(Items from an interface collection)
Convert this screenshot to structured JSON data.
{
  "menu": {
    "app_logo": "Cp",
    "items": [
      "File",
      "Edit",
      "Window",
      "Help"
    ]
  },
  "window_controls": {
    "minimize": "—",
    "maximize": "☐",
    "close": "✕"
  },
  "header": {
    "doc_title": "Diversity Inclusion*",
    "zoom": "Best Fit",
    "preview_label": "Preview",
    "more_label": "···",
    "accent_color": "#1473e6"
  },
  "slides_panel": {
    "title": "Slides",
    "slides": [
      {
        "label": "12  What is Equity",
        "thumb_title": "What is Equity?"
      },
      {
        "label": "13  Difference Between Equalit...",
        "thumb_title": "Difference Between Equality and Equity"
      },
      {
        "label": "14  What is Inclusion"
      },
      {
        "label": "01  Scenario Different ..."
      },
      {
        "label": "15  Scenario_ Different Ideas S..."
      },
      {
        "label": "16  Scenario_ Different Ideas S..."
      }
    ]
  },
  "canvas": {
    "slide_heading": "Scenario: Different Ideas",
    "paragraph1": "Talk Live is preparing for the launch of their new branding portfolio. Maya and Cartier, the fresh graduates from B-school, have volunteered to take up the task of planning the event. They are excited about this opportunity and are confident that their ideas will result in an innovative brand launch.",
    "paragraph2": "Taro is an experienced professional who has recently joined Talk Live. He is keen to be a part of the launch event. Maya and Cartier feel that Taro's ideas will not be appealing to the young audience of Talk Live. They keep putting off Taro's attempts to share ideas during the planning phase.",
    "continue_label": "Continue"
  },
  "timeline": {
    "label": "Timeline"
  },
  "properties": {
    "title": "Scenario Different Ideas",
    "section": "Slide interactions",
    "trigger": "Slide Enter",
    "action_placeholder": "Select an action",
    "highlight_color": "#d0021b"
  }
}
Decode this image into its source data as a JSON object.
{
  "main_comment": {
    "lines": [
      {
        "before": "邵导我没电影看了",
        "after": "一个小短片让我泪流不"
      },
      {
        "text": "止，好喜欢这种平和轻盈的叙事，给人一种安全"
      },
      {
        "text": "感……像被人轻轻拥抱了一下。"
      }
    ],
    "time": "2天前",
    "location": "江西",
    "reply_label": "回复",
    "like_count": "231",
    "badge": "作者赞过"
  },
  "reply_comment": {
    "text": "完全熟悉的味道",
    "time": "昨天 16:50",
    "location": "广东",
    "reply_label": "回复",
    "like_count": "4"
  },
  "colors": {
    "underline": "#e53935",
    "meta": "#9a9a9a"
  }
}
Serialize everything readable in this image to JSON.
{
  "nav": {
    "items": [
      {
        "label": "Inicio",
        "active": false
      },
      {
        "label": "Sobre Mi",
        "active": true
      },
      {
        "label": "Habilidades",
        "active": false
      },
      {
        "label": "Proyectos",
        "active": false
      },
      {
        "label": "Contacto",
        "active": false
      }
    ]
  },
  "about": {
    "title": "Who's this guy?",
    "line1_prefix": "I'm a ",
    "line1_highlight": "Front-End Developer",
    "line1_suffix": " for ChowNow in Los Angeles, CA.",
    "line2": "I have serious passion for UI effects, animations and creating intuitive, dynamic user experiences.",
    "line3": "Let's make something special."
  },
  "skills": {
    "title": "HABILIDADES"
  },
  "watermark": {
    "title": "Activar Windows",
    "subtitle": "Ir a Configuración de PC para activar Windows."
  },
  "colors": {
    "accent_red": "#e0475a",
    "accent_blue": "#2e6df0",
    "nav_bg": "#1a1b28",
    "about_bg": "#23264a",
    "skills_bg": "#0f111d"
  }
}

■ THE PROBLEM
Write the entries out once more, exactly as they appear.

■ REPLY
Convert this screenshot to structured JSON data.
{
  "menu": {
    "app_logo": "Cp",
    "items": [
      "File",
      "Edit",
      "Window",
      "Help"
    ]
  },
  "window_controls": {
    "minimize": "—",
    "maximize": "☐",
    "close": "✕"
  },
  "header": {
    "doc_title": "Diversity Inclusion*",
    "zoom": "Best Fit",
    "preview_label": "Preview",
    "more_label": "···",
    "accent_color": "#1473e6"
  },
  "slides_panel": {
    "title": "Slides",
    "slides": [
      {
        "label": "12  What is Equity",
        "thumb_title": "What is Equity?"
      },
      {
        "label": "13  Difference Between Equalit...",
        "thumb_title": "Difference Between Equality and Equity"
      },
      {
        "label": "14  What is Inclusion"
      },
      {
        "label": "01  Scenario Different ..."
      },
      {
        "label": "15  Scenario_ Different Ideas S..."
      },
      {
        "label": "16  Scenario_ Different Ideas S..."
      }
    ]
  },
  "canvas": {
    "slide_heading": "Scenario: Different Ideas",
    "paragraph1": "Talk Live is preparing for the launch of their new branding portfolio. Maya and Cartier, the fresh graduates from B-school, have volunteered to take up the task of planning the event. They are excited about this opportunity and are confident that their ideas will result in an innovative brand launch.",
    "paragraph2": "Taro is an experienced professional who has recently joined Talk Live. He is keen to be a part of the launch event. Maya and Cartier feel that Taro's ideas will not be appealing to the young audience of Talk Live. They keep putting off Taro's attempts to share ideas during the planning phase.",
    "continue_label": "Continue"
  },
  "timeline": {
    "label": "Timeline"
  },
  "properties": {
    "title": "Scenario Different Ideas",
    "section": "Slide interactions",
    "trigger": "Slide Enter",
    "action_placeholder": "Select an action",
    "highlight_color": "#d0021b"
  }
}
Decode this image into its source data as a JSON object.
{
  "main_comment": {
    "lines": [
      {
        "before": "邵导我没电影看了",
        "after": "一个小短片让我泪流不"
      },
      {
        "text": "止，好喜欢这种平和轻盈的叙事，给人一种安全"
      },
      {
        "text": "感……像被人轻轻拥抱了一下。"
      }
    ],
    "time": "2天前",
    "location": "江西",
    "reply_label": "回复",
    "like_count": "231",
    "badge": "作者赞过"
  },
  "reply_comment": {
    "text": "完全熟悉的味道",
    "time": "昨天 16:50",
    "location": "广东",
    "reply_label": "回复",
    "like_count": "4"
  },
  "colors": {
    "underline": "#e53935",
    "meta": "#9a9a9a"
  }
}
Serialize everything readable in this image to JSON.
{
  "nav": {
    "items": [
      {
        "label": "Inicio",
        "active": false
      },
      {
        "label": "Sobre Mi",
        "active": true
      },
      {
        "label": "Habilidades",
        "active": false
      },
      {
        "label": "Proyectos",
        "active": false
      },
      {
        "label": "Contacto",
        "active": false
      }
    ]
  },
  "about": {
    "title": "Who's this guy?",
    "line1_prefix": "I'm a ",
    "line1_highlight": "Front-End Developer",
    "line1_suffix": " for ChowNow in Los Angeles, CA.",
    "line2": "I have serious passion for UI effects, animations and creating intuitive, dynamic user experiences.",
    "line3": "Let's make something special."
  },
  "skills": {
    "title": "HABILIDADES"
  },
  "watermark": {
    "title": "Activar Windows",
    "subtitle": "Ir a Configuración de PC para activar Windows."
  },
  "colors": {
    "accent_red": "#e0475a",
    "accent_blue": "#2e6df0",
    "nav_bg": "#1a1b28",
    "about_bg": "#23264a",
    "skills_bg": "#0f111d"
  }
}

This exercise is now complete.